### Work to be completed
Search the listing for the word "Shop" and return each line that contains it.
= = = = = = =
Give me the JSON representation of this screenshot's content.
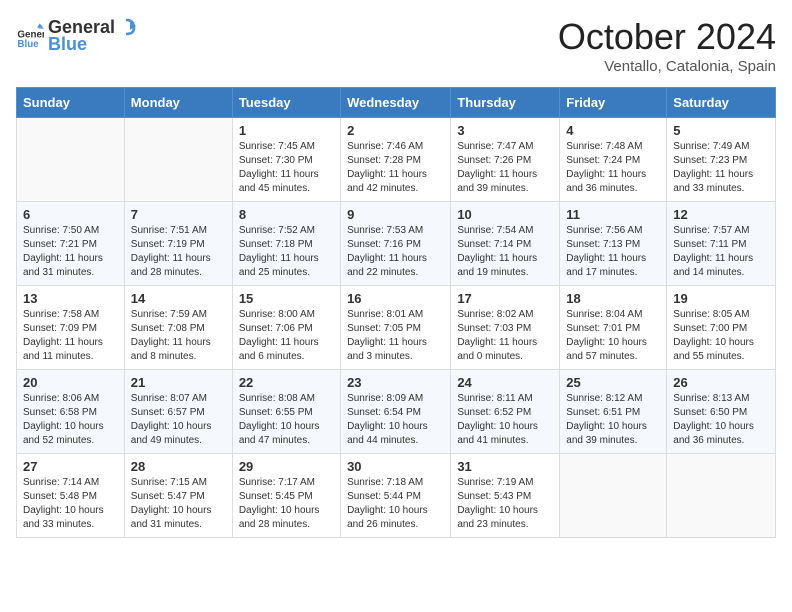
{
  "logo": {
    "general": "General",
    "blue": "Blue"
  },
  "header": {
    "month": "October 2024",
    "location": "Ventallo, Catalonia, Spain"
  },
  "weekdays": [
    "Sunday",
    "Monday",
    "Tuesday",
    "Wednesday",
    "Thursday",
    "Friday",
    "Saturday"
  ],
  "weeks": [
    [
      {
        "day": "",
        "sunrise": "",
        "sunset": "",
        "daylight": ""
      },
      {
        "day": "",
        "sunrise": "",
        "sunset": "",
        "daylight": ""
      },
      {
        "day": "1",
        "sunrise": "Sunrise: 7:45 AM",
        "sunset": "Sunset: 7:30 PM",
        "daylight": "Daylight: 11 hours and 45 minutes."
      },
      {
        "day": "2",
        "sunrise": "Sunrise: 7:46 AM",
        "sunset": "Sunset: 7:28 PM",
        "daylight": "Daylight: 11 hours and 42 minutes."
      },
      {
        "day": "3",
        "sunrise": "Sunrise: 7:47 AM",
        "sunset": "Sunset: 7:26 PM",
        "daylight": "Daylight: 11 hours and 39 minutes."
      },
      {
        "day": "4",
        "sunrise": "Sunrise: 7:48 AM",
        "sunset": "Sunset: 7:24 PM",
        "daylight": "Daylight: 11 hours and 36 minutes."
      },
      {
        "day": "5",
        "sunrise": "Sunrise: 7:49 AM",
        "sunset": "Sunset: 7:23 PM",
        "daylight": "Daylight: 11 hours and 33 minutes."
      }
    ],
    [
      {
        "day": "6",
        "sunrise": "Sunrise: 7:50 AM",
        "sunset": "Sunset: 7:21 PM",
        "daylight": "Daylight: 11 hours and 31 minutes."
      },
      {
        "day": "7",
        "sunrise": "Sunrise: 7:51 AM",
        "sunset": "Sunset: 7:19 PM",
        "daylight": "Daylight: 11 hours and 28 minutes."
      },
      {
        "day": "8",
        "sunrise": "Sunrise: 7:52 AM",
        "sunset": "Sunset: 7:18 PM",
        "daylight": "Daylight: 11 hours and 25 minutes."
      },
      {
        "day": "9",
        "sunrise": "Sunrise: 7:53 AM",
        "sunset": "Sunset: 7:16 PM",
        "daylight": "Daylight: 11 hours and 22 minutes."
      },
      {
        "day": "10",
        "sunrise": "Sunrise: 7:54 AM",
        "sunset": "Sunset: 7:14 PM",
        "daylight": "Daylight: 11 hours and 19 minutes."
      },
      {
        "day": "11",
        "sunrise": "Sunrise: 7:56 AM",
        "sunset": "Sunset: 7:13 PM",
        "daylight": "Daylight: 11 hours and 17 minutes."
      },
      {
        "day": "12",
        "sunrise": "Sunrise: 7:57 AM",
        "sunset": "Sunset: 7:11 PM",
        "daylight": "Daylight: 11 hours and 14 minutes."
      }
    ],
    [
      {
        "day": "13",
        "sunrise": "Sunrise: 7:58 AM",
        "sunset": "Sunset: 7:09 PM",
        "daylight": "Daylight: 11 hours and 11 minutes."
      },
      {
        "day": "14",
        "sunrise": "Sunrise: 7:59 AM",
        "sunset": "Sunset: 7:08 PM",
        "daylight": "Daylight: 11 hours and 8 minutes."
      },
      {
        "day": "15",
        "sunrise": "Sunrise: 8:00 AM",
        "sunset": "Sunset: 7:06 PM",
        "daylight": "Daylight: 11 hours and 6 minutes."
      },
      {
        "day": "16",
        "sunrise": "Sunrise: 8:01 AM",
        "sunset": "Sunset: 7:05 PM",
        "daylight": "Daylight: 11 hours and 3 minutes."
      },
      {
        "day": "17",
        "sunrise": "Sunrise: 8:02 AM",
        "sunset": "Sunset: 7:03 PM",
        "daylight": "Daylight: 11 hours and 0 minutes."
      },
      {
        "day": "18",
        "sunrise": "Sunrise: 8:04 AM",
        "sunset": "Sunset: 7:01 PM",
        "daylight": "Daylight: 10 hours and 57 minutes."
      },
      {
        "day": "19",
        "sunrise": "Sunrise: 8:05 AM",
        "sunset": "Sunset: 7:00 PM",
        "daylight": "Daylight: 10 hours and 55 minutes."
      }
    ],
    [
      {
        "day": "20",
        "sunrise": "Sunrise: 8:06 AM",
        "sunset": "Sunset: 6:58 PM",
        "daylight": "Daylight: 10 hours and 52 minutes."
      },
      {
        "day": "21",
        "sunrise": "Sunrise: 8:07 AM",
        "sunset": "Sunset: 6:57 PM",
        "daylight": "Daylight: 10 hours and 49 minutes."
      },
      {
        "day": "22",
        "sunrise": "Sunrise: 8:08 AM",
        "sunset": "Sunset: 6:55 PM",
        "daylight": "Daylight: 10 hours and 47 minutes."
      },
      {
        "day": "23",
        "sunrise": "Sunrise: 8:09 AM",
        "sunset": "Sunset: 6:54 PM",
        "daylight": "Daylight: 10 hours and 44 minutes."
      },
      {
        "day": "24",
        "sunrise": "Sunrise: 8:11 AM",
        "sunset": "Sunset: 6:52 PM",
        "daylight": "Daylight: 10 hours and 41 minutes."
      },
      {
        "day": "25",
        "sunrise": "Sunrise: 8:12 AM",
        "sunset": "Sunset: 6:51 PM",
        "daylight": "Daylight: 10 hours and 39 minutes."
      },
      {
        "day": "26",
        "sunrise": "Sunrise: 8:13 AM",
        "sunset": "Sunset: 6:50 PM",
        "daylight": "Daylight: 10 hours and 36 minutes."
      }
    ],
    [
      {
        "day": "27",
        "sunrise": "Sunrise: 7:14 AM",
        "sunset": "Sunset: 5:48 PM",
        "daylight": "Daylight: 10 hours and 33 minutes."
      },
      {
        "day": "28",
        "sunrise": "Sunrise: 7:15 AM",
        "sunset": "Sunset: 5:47 PM",
        "daylight": "Daylight: 10 hours and 31 minutes."
      },
      {
        "day": "29",
        "sunrise": "Sunrise: 7:17 AM",
        "sunset": "Sunset: 5:45 PM",
        "daylight": "Daylight: 10 hours and 28 minutes."
      },
      {
        "day": "30",
        "sunrise": "Sunrise: 7:18 AM",
        "sunset": "Sunset: 5:44 PM",
        "daylight": "Daylight: 10 hours and 26 minutes."
      },
      {
        "day": "31",
        "sunrise": "Sunrise: 7:19 AM",
        "sunset": "Sunset: 5:43 PM",
        "daylight": "Daylight: 10 hours and 23 minutes."
      },
      {
        "day": "",
        "sunrise": "",
        "sunset": "",
        "daylight": ""
      },
      {
        "day": "",
        "sunrise": "",
        "sunset": "",
        "daylight": ""
      }
    ]
  ]
}
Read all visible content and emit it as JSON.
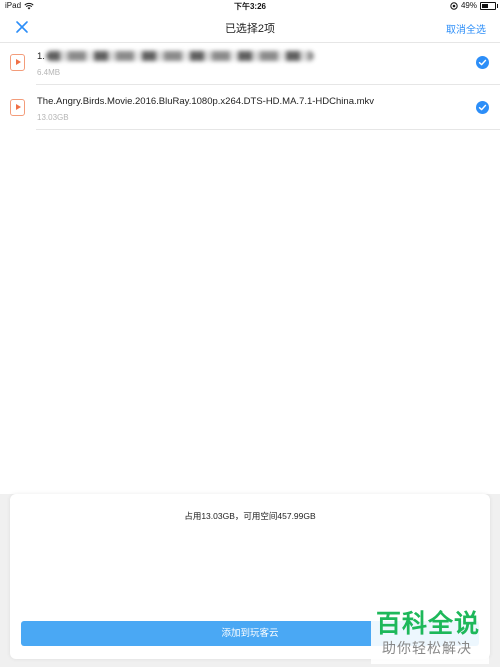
{
  "status_bar": {
    "device": "iPad",
    "time": "下午3:26",
    "battery_percent": "49%",
    "battery_level": 0.49
  },
  "nav": {
    "close_icon": "close-x-icon",
    "title": "已选择2项",
    "deselect_all": "取消全选"
  },
  "files": [
    {
      "name_prefix": "1.",
      "name_obscured": true,
      "size": "6.4MB",
      "selected": true,
      "icon": "video-play-icon"
    },
    {
      "name": "The.Angry.Birds.Movie.2016.BluRay.1080p.x264.DTS-HD.MA.7.1-HDChina.mkv",
      "size": "13.03GB",
      "selected": true,
      "icon": "video-play-icon"
    }
  ],
  "sheet": {
    "storage_info": "占用13.03GB，可用空间457.99GB",
    "add_button": "添加到玩客云"
  },
  "watermark": {
    "top": "百科全说",
    "bottom": "助你轻松解决"
  },
  "colors": {
    "accent": "#2c8ef8",
    "button": "#4aa8f4",
    "file_icon": "#f07046",
    "watermark": "#1eb85a"
  }
}
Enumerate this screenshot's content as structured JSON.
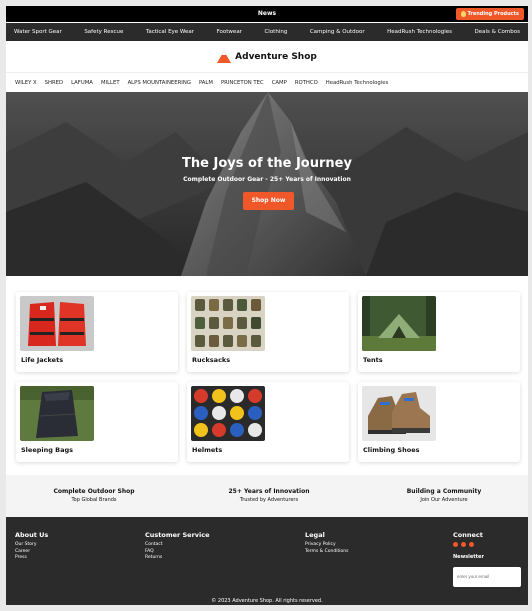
{
  "topbar": {
    "news": "News",
    "trending_label": "Trending Products"
  },
  "categories": [
    "Water Sport Gear",
    "Safety Rescue",
    "Tactical Eye Wear",
    "Footwear",
    "Clothing",
    "Camping & Outdoor",
    "HeadRush Technologies",
    "Deals & Combos"
  ],
  "logo": {
    "name": "Adventure Shop"
  },
  "brands": [
    "WILEY X",
    "SHRED",
    "LAFUMA",
    "MILLET",
    "ALPS MOUNTAINEERING",
    "PALM",
    "PRINCETON TEC",
    "CAMP",
    "ROTHCO",
    "HeadRush Technologies"
  ],
  "hero": {
    "title": "The Joys of the Journey",
    "subtitle": "Complete Outdoor Gear - 25+ Years of Innovation",
    "button": "Shop Now"
  },
  "products": [
    "Life Jackets",
    "Rucksacks",
    "Tents",
    "Sleeping Bags",
    "Helmets",
    "Climbing Shoes"
  ],
  "features": [
    {
      "title": "Complete Outdoor Shop",
      "subtitle": "Top Global Brands"
    },
    {
      "title": "25+ Years of Innovation",
      "subtitle": "Trusted by Adventurers"
    },
    {
      "title": "Building a Community",
      "subtitle": "Join Our Adventure"
    }
  ],
  "footer": {
    "about": {
      "title": "About Us",
      "links": [
        "Our Story",
        "Career",
        "Press"
      ]
    },
    "service": {
      "title": "Customer Service",
      "links": [
        "Contact",
        "FAQ",
        "Returns"
      ]
    },
    "legal": {
      "title": "Legal",
      "links": [
        "Privacy Policy",
        "Terms & Conditions"
      ]
    },
    "connect": {
      "title": "Connect",
      "newsletter": "Newsletter",
      "email_placeholder": "enter your email"
    },
    "copyright": "© 2023 Adventure Shop. All rights reserved."
  },
  "colors": {
    "accent": "#f0582a",
    "dark": "#2b2b2b"
  }
}
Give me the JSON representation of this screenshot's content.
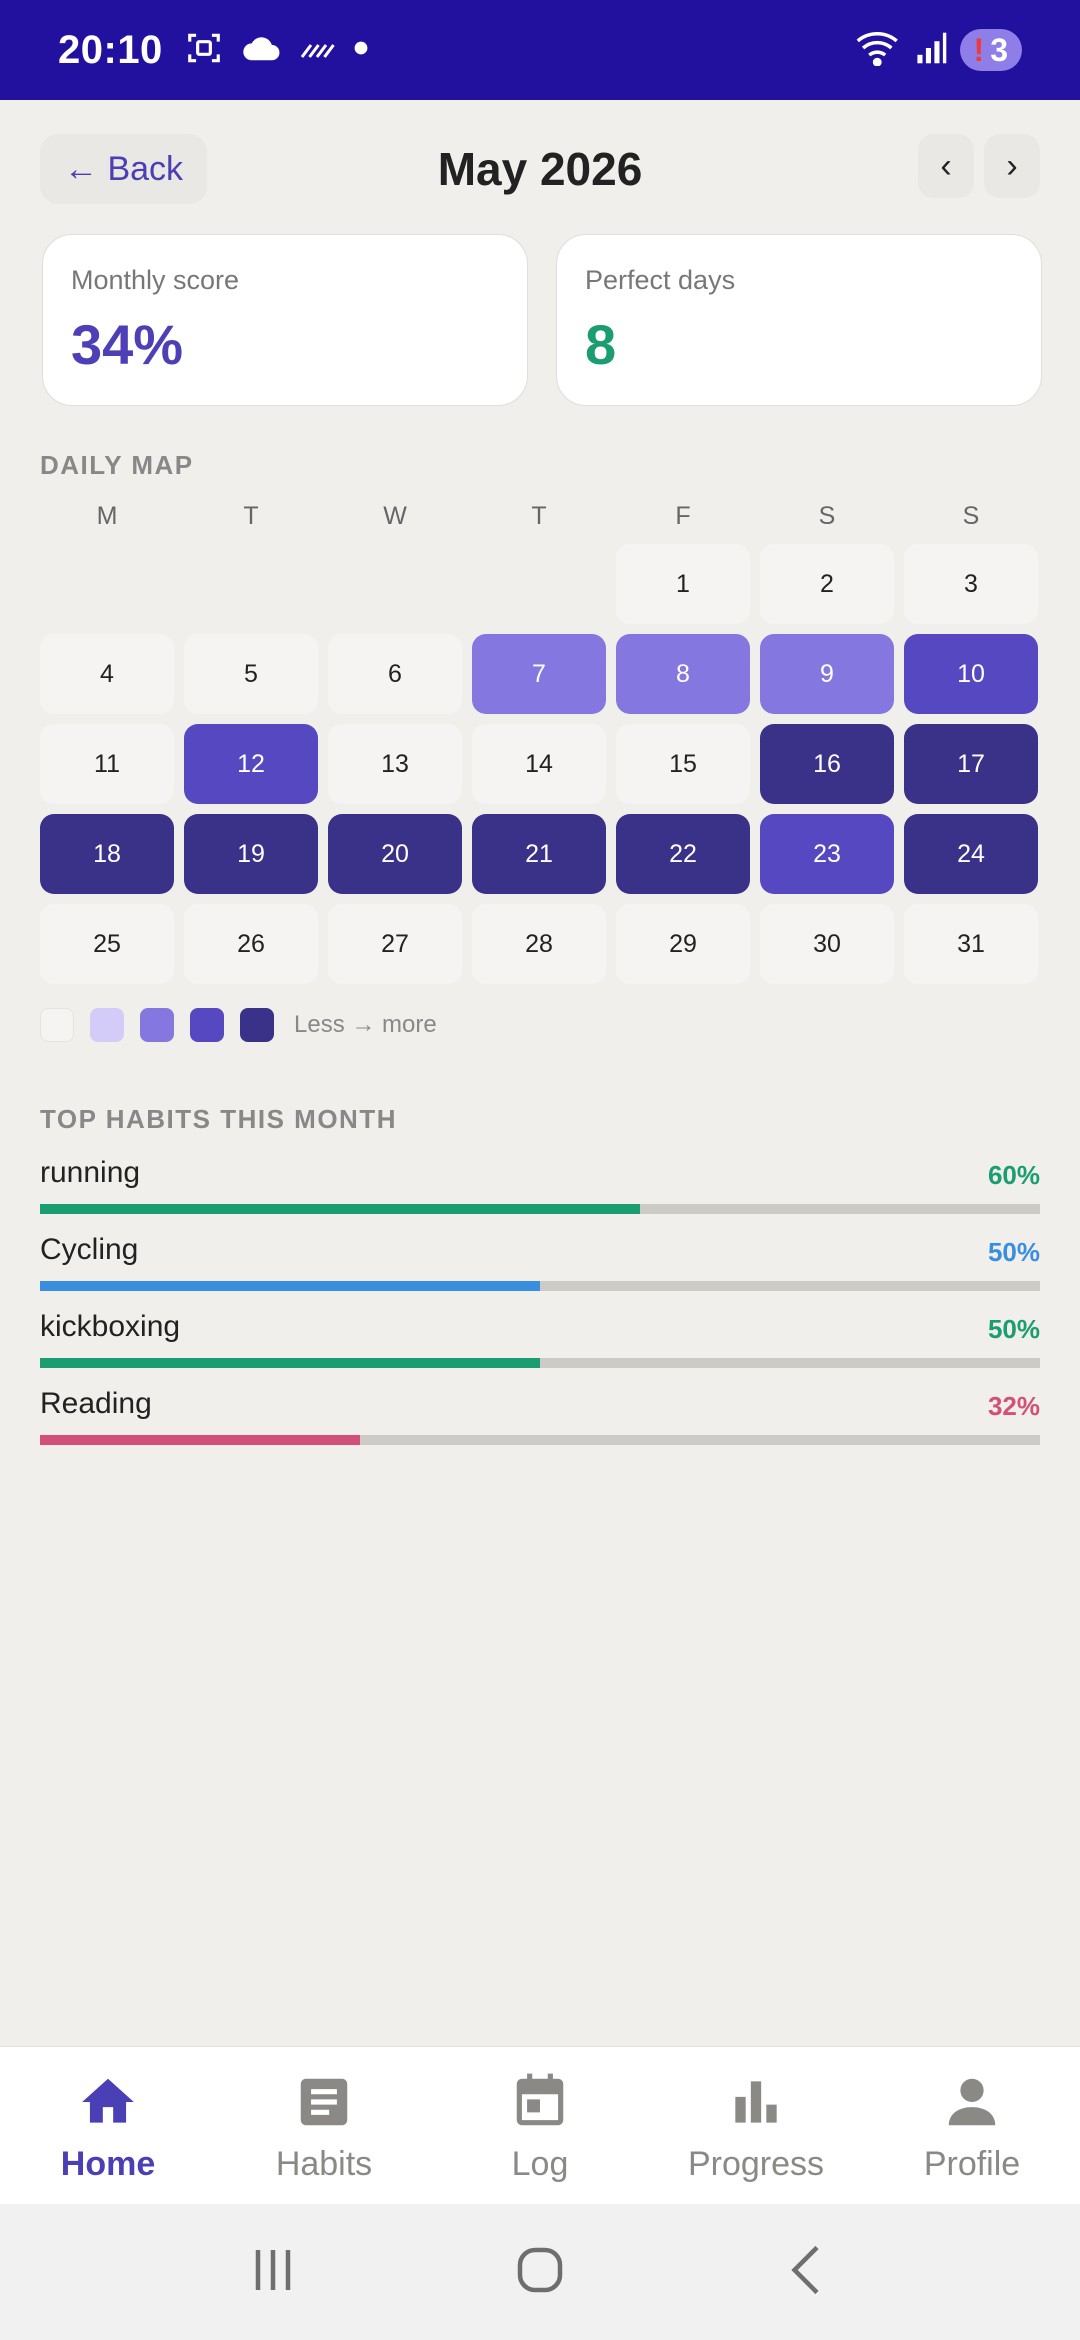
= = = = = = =
### Problem solution
    "name": "Adventure Shop"
    "button": "Shop Now"
      "title": "Complete Outdoor Shop",
    "copyright": "© 2023 Adventure Shop. All rights reserved."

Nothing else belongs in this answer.